● WORK TASK
Each line of the records below that contains "icon" needs to be copied.

● GIVEN RECORDS
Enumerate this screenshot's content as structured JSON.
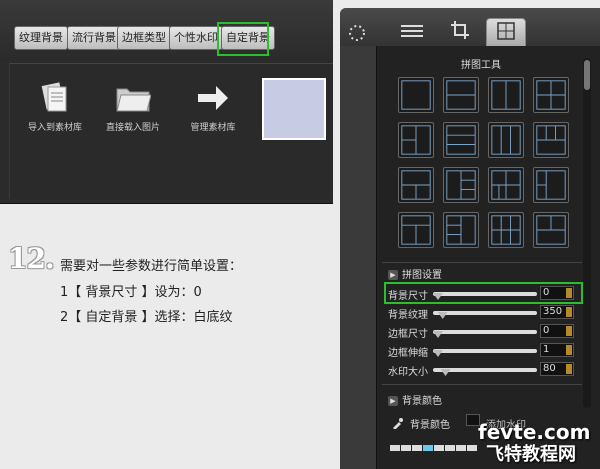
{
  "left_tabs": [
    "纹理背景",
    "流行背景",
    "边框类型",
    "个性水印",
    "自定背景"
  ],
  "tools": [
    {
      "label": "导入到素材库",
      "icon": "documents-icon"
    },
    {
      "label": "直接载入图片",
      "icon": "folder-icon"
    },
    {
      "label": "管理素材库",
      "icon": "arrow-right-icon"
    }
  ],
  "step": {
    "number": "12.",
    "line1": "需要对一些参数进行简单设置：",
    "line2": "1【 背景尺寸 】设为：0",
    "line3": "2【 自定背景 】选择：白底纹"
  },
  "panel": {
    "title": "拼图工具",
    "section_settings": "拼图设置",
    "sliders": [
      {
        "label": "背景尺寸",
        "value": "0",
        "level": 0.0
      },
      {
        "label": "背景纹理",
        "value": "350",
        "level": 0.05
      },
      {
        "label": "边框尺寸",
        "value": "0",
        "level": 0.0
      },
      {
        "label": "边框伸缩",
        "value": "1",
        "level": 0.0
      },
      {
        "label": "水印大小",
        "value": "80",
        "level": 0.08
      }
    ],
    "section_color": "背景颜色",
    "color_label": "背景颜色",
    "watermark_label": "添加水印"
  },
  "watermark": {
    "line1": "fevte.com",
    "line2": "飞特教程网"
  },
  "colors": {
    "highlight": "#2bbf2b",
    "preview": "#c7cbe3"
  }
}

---

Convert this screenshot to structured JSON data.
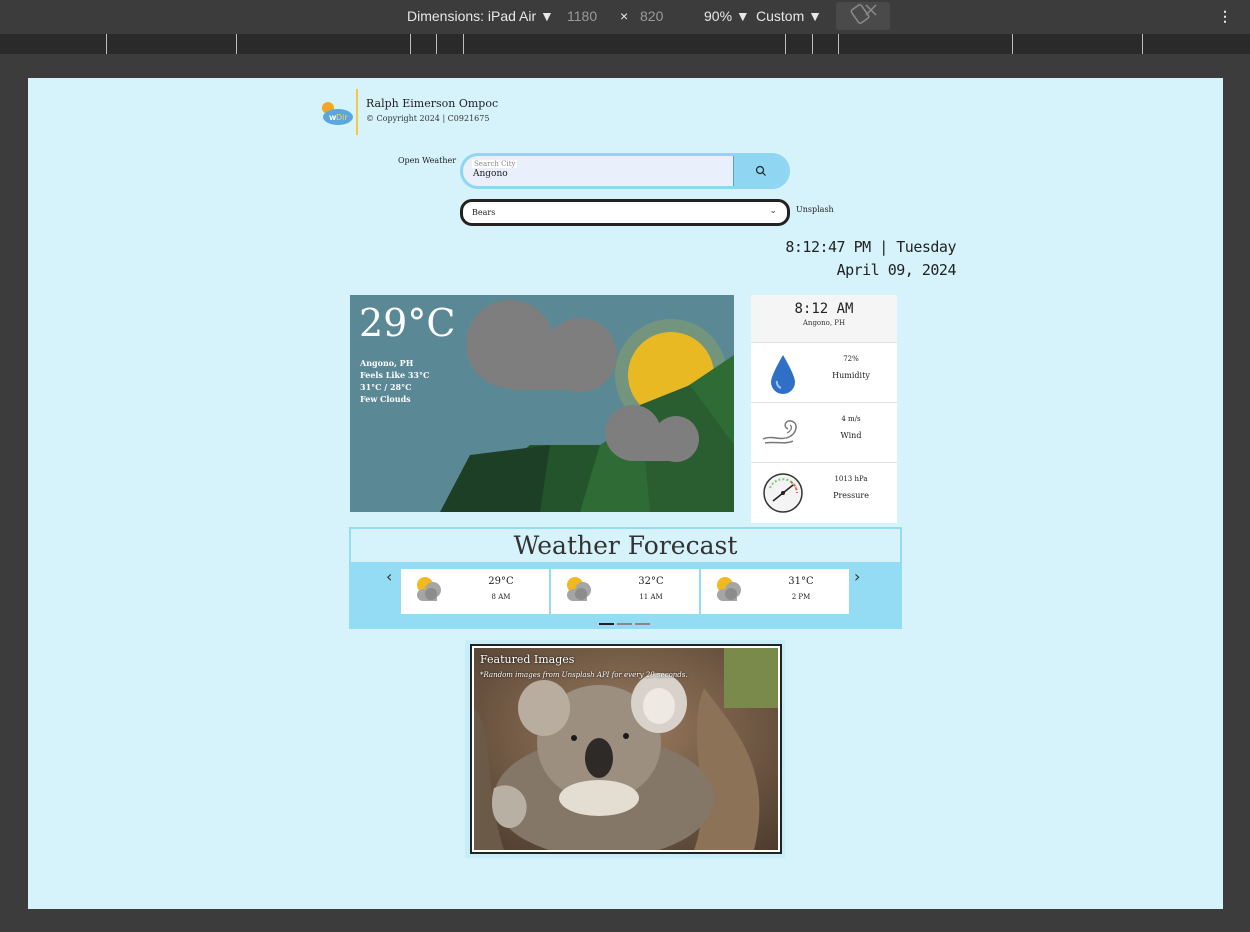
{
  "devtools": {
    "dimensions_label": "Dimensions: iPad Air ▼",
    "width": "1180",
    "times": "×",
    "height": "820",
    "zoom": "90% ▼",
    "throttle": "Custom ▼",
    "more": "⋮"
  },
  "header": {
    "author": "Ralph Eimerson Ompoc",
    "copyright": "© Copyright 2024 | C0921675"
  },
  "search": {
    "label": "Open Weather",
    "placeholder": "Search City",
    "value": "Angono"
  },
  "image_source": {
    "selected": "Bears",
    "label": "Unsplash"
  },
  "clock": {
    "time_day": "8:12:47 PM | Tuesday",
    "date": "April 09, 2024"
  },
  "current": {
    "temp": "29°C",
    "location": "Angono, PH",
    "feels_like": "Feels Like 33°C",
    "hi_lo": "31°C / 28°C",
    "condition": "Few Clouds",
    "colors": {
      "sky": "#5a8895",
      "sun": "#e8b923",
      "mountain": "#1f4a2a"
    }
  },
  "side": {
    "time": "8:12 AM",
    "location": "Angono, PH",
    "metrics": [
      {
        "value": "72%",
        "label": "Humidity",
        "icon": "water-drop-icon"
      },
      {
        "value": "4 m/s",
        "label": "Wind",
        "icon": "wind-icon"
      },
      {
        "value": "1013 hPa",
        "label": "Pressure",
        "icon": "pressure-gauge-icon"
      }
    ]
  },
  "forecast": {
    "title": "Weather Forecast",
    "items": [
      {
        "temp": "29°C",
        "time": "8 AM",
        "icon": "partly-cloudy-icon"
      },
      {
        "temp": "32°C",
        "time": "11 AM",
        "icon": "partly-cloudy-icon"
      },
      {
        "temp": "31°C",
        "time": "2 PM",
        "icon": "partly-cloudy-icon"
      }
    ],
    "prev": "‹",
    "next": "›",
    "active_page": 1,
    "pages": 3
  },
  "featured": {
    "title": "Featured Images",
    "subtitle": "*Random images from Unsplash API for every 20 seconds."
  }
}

● EXERCISE ANSWER
      "icon": "documents-icon"
      "icon": "folder-icon"
      "icon": "arrow-right-icon"
        "icon": "water-drop-icon"
        "icon": "wind-icon"
        "icon": "pressure-gauge-icon"
        "icon": "partly-cloudy-icon"
        "icon": "partly-cloudy-icon"
        "icon": "partly-cloudy-icon"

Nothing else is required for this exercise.